- 1 pound blueberries (fresh or frozen without thawing)
- 3 tablespoons sugar
- 3 tablespoons water
- 1 tablespoon lemon juice (optional)
- Wash the blueberries and reserve, no need to dry them.
- Put the sugar, water, and juice if used in a medium saucepan and bring to a boil over medium-high heat. Lower the heat.
- Add the fruit and cook on medium-low heat until it comes to a slow simmer stirring a few times until the liquid starts to thicken and the berries soften slightly. You can cook them more or less depending on how soft and not you want the blueberries. Being so small and watery, they do soften quickly.
- Transfer the fruit to a bowl leaving the syrup in the saucepan. Using a skimmer for this step makes it very easy.
- Cook the juice a minute or two more so it thickens further and add it to the fruit. Let the mixture cool down and then cover the bowl with plastic wrap or put it in an airtight container or glass jar before refrigerating it. It lasts several weeks in the fridge.
- Use it cold, at room temperature or warm, it's really up to you depending on what you serve it with.
Organization: always read the recipe first and make sure you have all the ingredients, at the right temperatures, and also the rest of the equipment and space to make it. This will make the process so much easier!
Storing: keep the compote refrigerated in an airtight container or a bowl covered tightly with plastic wrap. You can also freeze it for a month (in a safe container) and let it come to room temperature before using it.
Uses: this simple blueberry compote recipe is lighter than a regular sauce. And one of those easy recipes that's the perfect topping for breakfast food like waffles, pancakes, porridge or oatmeal (my favorite way), chia pudding, french toast, or granola and plain yogurt, and also for desserts like vanilla ice cream, pound cake slice with a dollop of whipped cream, or cheesecake.
Amount of sugar: it can be adjusted depending on how sweet you want the finished sauce by adding a few extra tablespoons of sugar.

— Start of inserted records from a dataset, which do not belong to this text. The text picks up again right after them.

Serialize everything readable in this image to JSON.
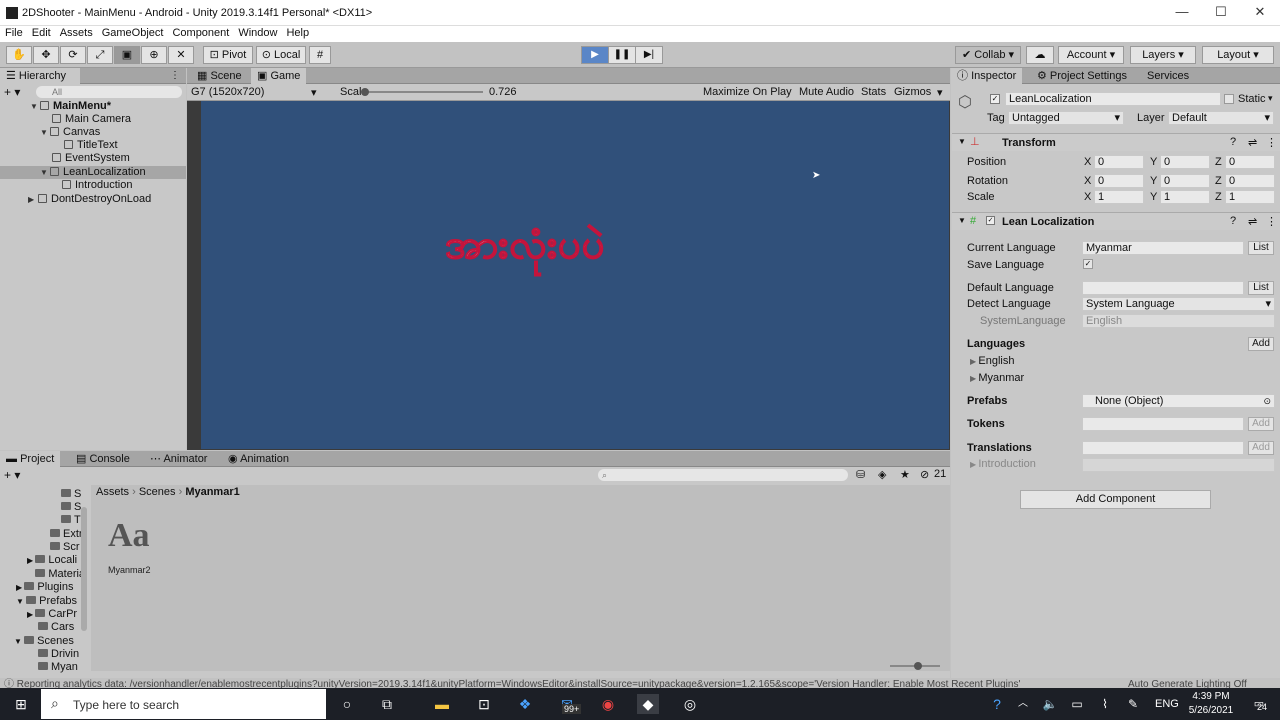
{
  "window": {
    "title": "2DShooter - MainMenu - Android - Unity 2019.3.14f1 Personal* <DX11>",
    "minimize": "—",
    "maximize": "☐",
    "close": "✕"
  },
  "menu": [
    "File",
    "Edit",
    "Assets",
    "GameObject",
    "Component",
    "Window",
    "Help"
  ],
  "toolbar": {
    "pivot": "Pivot",
    "local": "Local",
    "collab": "Collab",
    "account": "Account",
    "layers": "Layers",
    "layout": "Layout"
  },
  "hierarchy": {
    "tab": "Hierarchy",
    "search_placeholder": "All",
    "rows": [
      {
        "label": "MainMenu*",
        "indent": 0
      },
      {
        "label": "Main Camera",
        "indent": 1
      },
      {
        "label": "Canvas",
        "indent": 1
      },
      {
        "label": "TitleText",
        "indent": 2
      },
      {
        "label": "EventSystem",
        "indent": 1
      },
      {
        "label": "LeanLocalization",
        "indent": 1
      },
      {
        "label": "Introduction",
        "indent": 2
      },
      {
        "label": "DontDestroyOnLoad",
        "indent": 0
      }
    ]
  },
  "scene_tabs": {
    "scene": "Scene",
    "game": "Game"
  },
  "game_bar": {
    "resolution": "G7 (1520x720)",
    "scale_label": "Scale",
    "scale_value": "0.726",
    "maximize": "Maximize On Play",
    "mute": "Mute Audio",
    "stats": "Stats",
    "gizmos": "Gizmos"
  },
  "game_view": {
    "text": "အားလုံးပပဲ"
  },
  "inspector": {
    "tabs": {
      "inspector": "Inspector",
      "project_settings": "Project Settings",
      "services": "Services"
    },
    "object_name": "LeanLocalization",
    "static": "Static",
    "tag_label": "Tag",
    "tag": "Untagged",
    "layer_label": "Layer",
    "layer": "Default",
    "transform": {
      "title": "Transform",
      "position_label": "Position",
      "position": [
        "0",
        "0",
        "0"
      ],
      "rotation_label": "Rotation",
      "rotation": [
        "0",
        "0",
        "0"
      ],
      "scale_label": "Scale",
      "scale": [
        "1",
        "1",
        "1"
      ]
    },
    "lean": {
      "title": "Lean Localization",
      "current_language_label": "Current Language",
      "current_language": "Myanmar",
      "list": "List",
      "save_language_label": "Save Language",
      "default_language_label": "Default Language",
      "detect_language_label": "Detect Language",
      "detect_language": "System Language",
      "system_language_label": "SystemLanguage",
      "system_language": "English",
      "languages_label": "Languages",
      "add": "Add",
      "languages": [
        "English",
        "Myanmar"
      ],
      "prefabs_label": "Prefabs",
      "prefabs_value": "None (Object)",
      "tokens_label": "Tokens",
      "translations_label": "Translations",
      "translation_items": [
        "Introduction"
      ]
    },
    "add_component": "Add Component"
  },
  "project": {
    "tabs": {
      "project": "Project",
      "console": "Console",
      "animator": "Animator",
      "animation": "Animation"
    },
    "breadcrumb": [
      "Assets",
      "Scenes",
      "Myanmar1"
    ],
    "count": "21",
    "tree": [
      "S",
      "S",
      "T",
      "Extr",
      "Scr",
      "Locali",
      "Material",
      "Plugins",
      "Prefabs",
      "CarPr",
      "Cars",
      "Scenes",
      "Drivin",
      "Myan"
    ],
    "asset": {
      "glyph": "Aa",
      "name": "Myanmar2"
    }
  },
  "statusbar": {
    "text": "Reporting analytics data: /versionhandler/enablemostrecentplugins?unityVersion=2019.3.14f1&unityPlatform=WindowsEditor&installSource=unitypackage&version=1.2.165&scope='Version Handler: Enable Most Recent Plugins'",
    "right": "Auto Generate Lighting Off"
  },
  "taskbar": {
    "search_placeholder": "Type here to search",
    "lang": "ENG",
    "time": "4:39 PM",
    "date": "5/26/2021",
    "badge": "99+",
    "notif": "24"
  }
}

But a fruit compote uses less sugar than a jam or thick topping with cornstarch.
Amount of liquid: if you find that after a stay in the refrigerator or freezer the liquid in the compote is less than you want, simply add a tablespoon of water at a time until you have the desired consistency. Keep in mind that the sweetness will be diluted a little with each addition. Another way of adding extra liquid is to make a simple syrup with half a cup of water and 2 tablespoons of sugar (medium heat until it boils) and add it to the compote you already made.
Other sweeteners: if you don't want to use sugar, you can add honey or pure maple syrup or some other type of sugar syrup you like to the saucepan with the berries and the water.
Flavorings: citrus can be used to flavor this homemade blueberry compote recipe. Add some orange zest or lemon zest at the beginning or a few drops of vanilla extract (or orange liqueur for a more sophisticated flavor). A little ground cinnamon goes well with it too.
Other berries: you can substitute the blueberries for other fresh berries (or frozen). There is a post in this blog with the recipe for strawberry compote.
- Prep Time: 5 minutes
- Cook Time: 5 minutes
- Category: Fruit recipes
- Method: Cooking
- Cuisine: International
- Serving Size: 1/6
- Calories: 68
- Sugar: 13.9 g
- Sodium: 1 mg
- Fat: 0.3 g
- Carbohydrates: 17.4 g
- Protein: 0.6 g
- Cholesterol: 0 mg
Keywords: strawberry compote